## Provided information
········

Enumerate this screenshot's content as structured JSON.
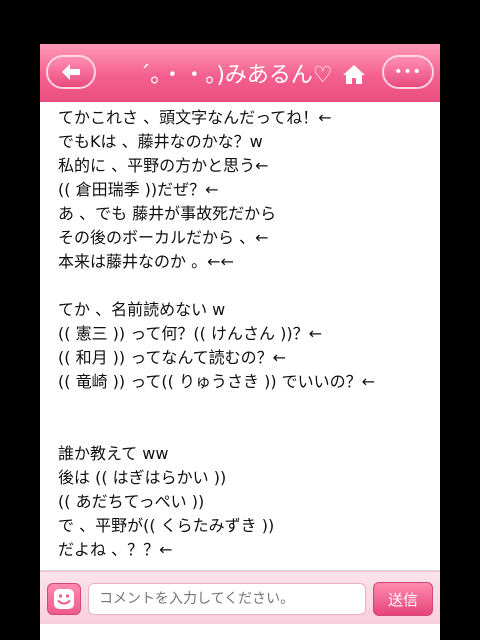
{
  "header": {
    "title": "´｡・・｡)みあるん♡",
    "back_icon": "arrow-left-icon",
    "home_icon": "home-icon",
    "more_label": "•••"
  },
  "post": {
    "lines": [
      "てかこれさ 、頭文字なんだってね！←",
      "でもKは 、藤井なのかな？w",
      "私的に 、平野の方かと思う←",
      "(( 倉田瑞季 ))だぜ？←",
      "あ 、でも 藤井が事故死だから",
      "その後のボーカルだから 、←",
      "本来は藤井なのか 。←←",
      "",
      "てか 、名前読めない w",
      "(( 憲三 )) って何？(( けんさん ))？←",
      "(( 和月 )) ってなんて読むの？←",
      "(( 竜崎 )) って(( りゅうさき )) でいいの？←",
      "",
      "",
      "誰か教えて ww",
      "後は (( はぎはらかい ))",
      "(( あだちてっぺい ))",
      "で 、平野が(( くらたみずき ))",
      "だよね 、？？←"
    ]
  },
  "footer": {
    "comment_placeholder": "コメントを入力してください。",
    "send_label": "送信",
    "emoji_icon": "smiley-icon"
  }
}
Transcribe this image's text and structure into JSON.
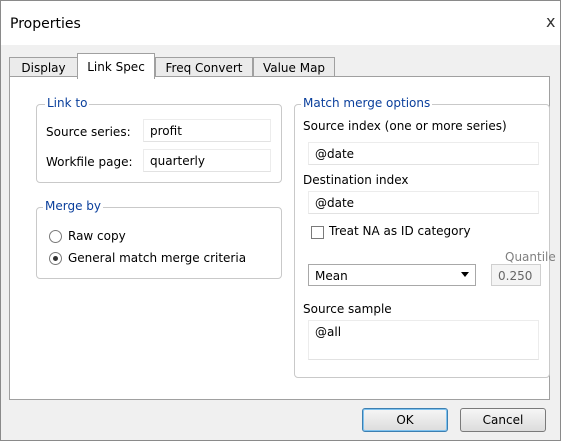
{
  "window": {
    "title": "Properties",
    "close_glyph": "x"
  },
  "tabs": [
    {
      "label": "Display",
      "active": false
    },
    {
      "label": "Link Spec",
      "active": true
    },
    {
      "label": "Freq Convert",
      "active": false
    },
    {
      "label": "Value Map",
      "active": false
    }
  ],
  "link_to": {
    "legend": "Link to",
    "source_series_label": "Source series:",
    "source_series_value": "profit",
    "workfile_page_label": "Workfile page:",
    "workfile_page_value": "quarterly"
  },
  "merge_by": {
    "legend": "Merge by",
    "options": [
      {
        "label": "Raw copy",
        "selected": false
      },
      {
        "label": "General match merge criteria",
        "selected": true
      }
    ]
  },
  "match_merge": {
    "legend": "Match merge options",
    "source_index_label": "Source index (one or more series)",
    "source_index_value": "@date",
    "destination_index_label": "Destination index",
    "destination_index_value": "@date",
    "treat_na_label": "Treat NA as ID category",
    "treat_na_checked": false,
    "method_value": "Mean",
    "quantile_label": "Quantile",
    "quantile_value": "0.250",
    "source_sample_label": "Source sample",
    "source_sample_value": "@all"
  },
  "buttons": {
    "ok": "OK",
    "cancel": "Cancel"
  },
  "icons": {
    "close": "close-icon",
    "dropdown": "chevron-down-icon"
  },
  "colors": {
    "legend_text": "#0a3f9c",
    "default_button_border": "#3c7fb1"
  }
}
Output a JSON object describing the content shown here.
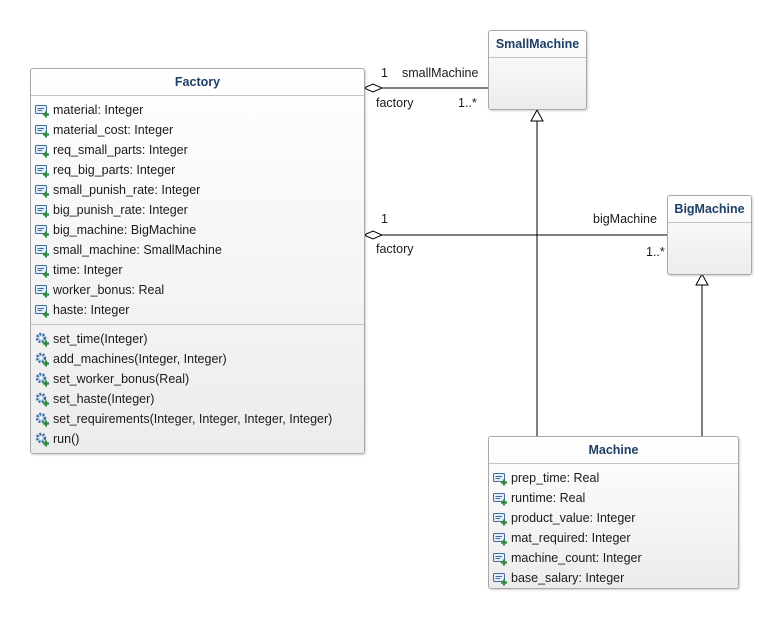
{
  "diagram": {
    "classes": {
      "factory": {
        "name": "Factory",
        "attributes": [
          "material: Integer",
          "material_cost: Integer",
          "req_small_parts: Integer",
          "req_big_parts: Integer",
          "small_punish_rate: Integer",
          "big_punish_rate: Integer",
          "big_machine: BigMachine",
          "small_machine: SmallMachine",
          "time: Integer",
          "worker_bonus: Real",
          "haste: Integer"
        ],
        "operations": [
          "set_time(Integer)",
          "add_machines(Integer, Integer)",
          "set_worker_bonus(Real)",
          "set_haste(Integer)",
          "set_requirements(Integer, Integer, Integer, Integer)",
          "run()"
        ]
      },
      "small_machine": {
        "name": "SmallMachine",
        "attributes": [],
        "operations": []
      },
      "big_machine": {
        "name": "BigMachine",
        "attributes": [],
        "operations": []
      },
      "machine": {
        "name": "Machine",
        "attributes": [
          "prep_time: Real",
          "runtime: Real",
          "product_value: Integer",
          "mat_required: Integer",
          "machine_count: Integer",
          "base_salary: Integer"
        ],
        "operations": []
      }
    },
    "associations": {
      "factory_small": {
        "source_mult": "1",
        "source_role": "factory",
        "target_role": "smallMachine",
        "target_mult": "1..*"
      },
      "factory_big": {
        "source_mult": "1",
        "source_role": "factory",
        "target_role": "bigMachine",
        "target_mult": "1..*"
      }
    },
    "icons": {
      "attribute": "attribute-icon",
      "operation": "operation-icon"
    },
    "colors": {
      "class_name": "#1e3f66",
      "border": "#a8a8a8",
      "line": "#000000",
      "attr_icon_fill": "#e4edf6",
      "attr_icon_stroke": "#3d6e9e",
      "plus": "#2e8b3a",
      "gear": "#3a6ea5"
    }
  }
}
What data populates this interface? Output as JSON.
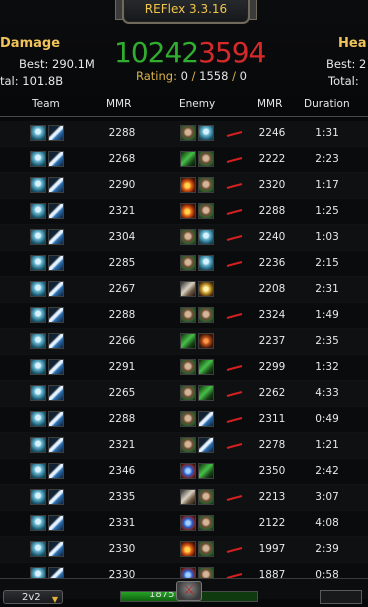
{
  "window": {
    "title": "REFlex 3.3.16"
  },
  "summary": {
    "damage": {
      "label": "Damage",
      "best": "290.1M",
      "total": "101.8B",
      "best_prefix": "Best:",
      "total_prefix": "tal:"
    },
    "healing": {
      "label": "Hea",
      "best": "2",
      "best_prefix": "Best:",
      "total_prefix": "Total:"
    },
    "wins": "1024",
    "middle_digit_green": "2",
    "middle_digit_red": "3",
    "losses": "594",
    "rating_label": "Rating:",
    "rating_current": "0",
    "rating_best": "1558",
    "rating_change": "0",
    "rating_sep": "/"
  },
  "columns": [
    "Team",
    "MMR",
    "Enemy",
    "MMR",
    "Duration"
  ],
  "rows": [
    {
      "team_icons": [
        "ic-orb",
        "ic-sword"
      ],
      "mmr": "2288",
      "enemy_icons": [
        "ic-orc",
        "ic-orb"
      ],
      "enemy_mmr": "2246",
      "duration": "1:31",
      "mark": "lose"
    },
    {
      "team_icons": [
        "ic-orb",
        "ic-sword"
      ],
      "mmr": "2268",
      "enemy_icons": [
        "ic-green",
        "ic-orc"
      ],
      "enemy_mmr": "2222",
      "duration": "2:23",
      "mark": "lose"
    },
    {
      "team_icons": [
        "ic-orb",
        "ic-sword"
      ],
      "mmr": "2290",
      "enemy_icons": [
        "ic-fire",
        "ic-orc"
      ],
      "enemy_mmr": "2320",
      "duration": "1:17",
      "mark": "lose"
    },
    {
      "team_icons": [
        "ic-orb",
        "ic-sword"
      ],
      "mmr": "2321",
      "enemy_icons": [
        "ic-fire",
        "ic-orc"
      ],
      "enemy_mmr": "2288",
      "duration": "1:25",
      "mark": "lose"
    },
    {
      "team_icons": [
        "ic-orb",
        "ic-sword"
      ],
      "mmr": "2304",
      "enemy_icons": [
        "ic-orc",
        "ic-orb"
      ],
      "enemy_mmr": "2240",
      "duration": "1:03",
      "mark": "lose"
    },
    {
      "team_icons": [
        "ic-orb",
        "ic-sword"
      ],
      "mmr": "2285",
      "enemy_icons": [
        "ic-orc",
        "ic-orb"
      ],
      "enemy_mmr": "2236",
      "duration": "2:15",
      "mark": "lose"
    },
    {
      "team_icons": [
        "ic-orb",
        "ic-sword"
      ],
      "mmr": "2267",
      "enemy_icons": [
        "ic-bone",
        "ic-gold"
      ],
      "enemy_mmr": "2208",
      "duration": "2:31",
      "mark": ""
    },
    {
      "team_icons": [
        "ic-orb",
        "ic-sword"
      ],
      "mmr": "2288",
      "enemy_icons": [
        "ic-orc",
        "ic-orc"
      ],
      "enemy_mmr": "2324",
      "duration": "1:49",
      "mark": "lose"
    },
    {
      "team_icons": [
        "ic-orb",
        "ic-sword"
      ],
      "mmr": "2266",
      "enemy_icons": [
        "ic-green",
        "ic-dots"
      ],
      "enemy_mmr": "2237",
      "duration": "2:35",
      "mark": ""
    },
    {
      "team_icons": [
        "ic-orb",
        "ic-sword"
      ],
      "mmr": "2291",
      "enemy_icons": [
        "ic-orc",
        "ic-green"
      ],
      "enemy_mmr": "2299",
      "duration": "1:32",
      "mark": "lose"
    },
    {
      "team_icons": [
        "ic-orb",
        "ic-sword"
      ],
      "mmr": "2265",
      "enemy_icons": [
        "ic-orc",
        "ic-green"
      ],
      "enemy_mmr": "2262",
      "duration": "4:33",
      "mark": "lose"
    },
    {
      "team_icons": [
        "ic-orb",
        "ic-sword"
      ],
      "mmr": "2288",
      "enemy_icons": [
        "ic-orc",
        "ic-sword"
      ],
      "enemy_mmr": "2311",
      "duration": "0:49",
      "mark": "lose"
    },
    {
      "team_icons": [
        "ic-orb",
        "ic-sword"
      ],
      "mmr": "2321",
      "enemy_icons": [
        "ic-orc",
        "ic-sword"
      ],
      "enemy_mmr": "2278",
      "duration": "1:21",
      "mark": "lose"
    },
    {
      "team_icons": [
        "ic-orb",
        "ic-sword"
      ],
      "mmr": "2346",
      "enemy_icons": [
        "ic-blue",
        "ic-green"
      ],
      "enemy_mmr": "2350",
      "duration": "2:42",
      "mark": ""
    },
    {
      "team_icons": [
        "ic-orb",
        "ic-sword"
      ],
      "mmr": "2335",
      "enemy_icons": [
        "ic-bone",
        "ic-orc"
      ],
      "enemy_mmr": "2213",
      "duration": "3:07",
      "mark": "lose"
    },
    {
      "team_icons": [
        "ic-orb",
        "ic-sword"
      ],
      "mmr": "2331",
      "enemy_icons": [
        "ic-blue",
        "ic-orc"
      ],
      "enemy_mmr": "2122",
      "duration": "4:08",
      "mark": ""
    },
    {
      "team_icons": [
        "ic-orb",
        "ic-sword"
      ],
      "mmr": "2330",
      "enemy_icons": [
        "ic-fire",
        "ic-orc"
      ],
      "enemy_mmr": "1997",
      "duration": "2:39",
      "mark": "lose"
    },
    {
      "team_icons": [
        "ic-orb",
        "ic-sword"
      ],
      "mmr": "2330",
      "enemy_icons": [
        "ic-blue",
        "ic-orc"
      ],
      "enemy_mmr": "1887",
      "duration": "0:58",
      "mark": "lose"
    }
  ],
  "footer": {
    "bracket": "2v2",
    "progress_text": "1875",
    "progress_value": "1875",
    "progress_fraction": 0.42
  },
  "colors": {
    "gold": "#f0c45a",
    "win": "#2fae2f",
    "loss": "#d62a2a",
    "mark": "#d42020"
  }
}
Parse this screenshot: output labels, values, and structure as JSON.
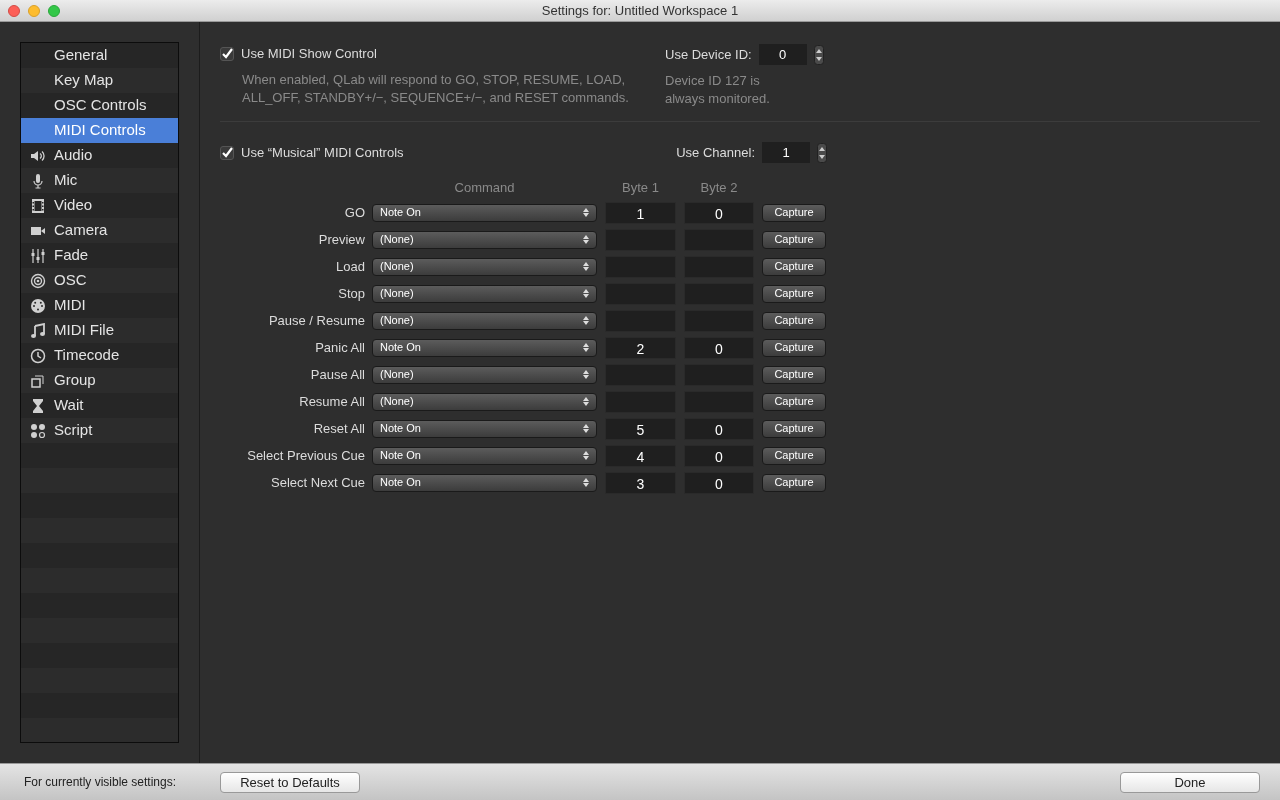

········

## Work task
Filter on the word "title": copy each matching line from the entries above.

## Output for this exercise
    "title": "´｡・・｡)みあるん♡",
    "title": "Properties",
    "title": "REFlex 3.3.16"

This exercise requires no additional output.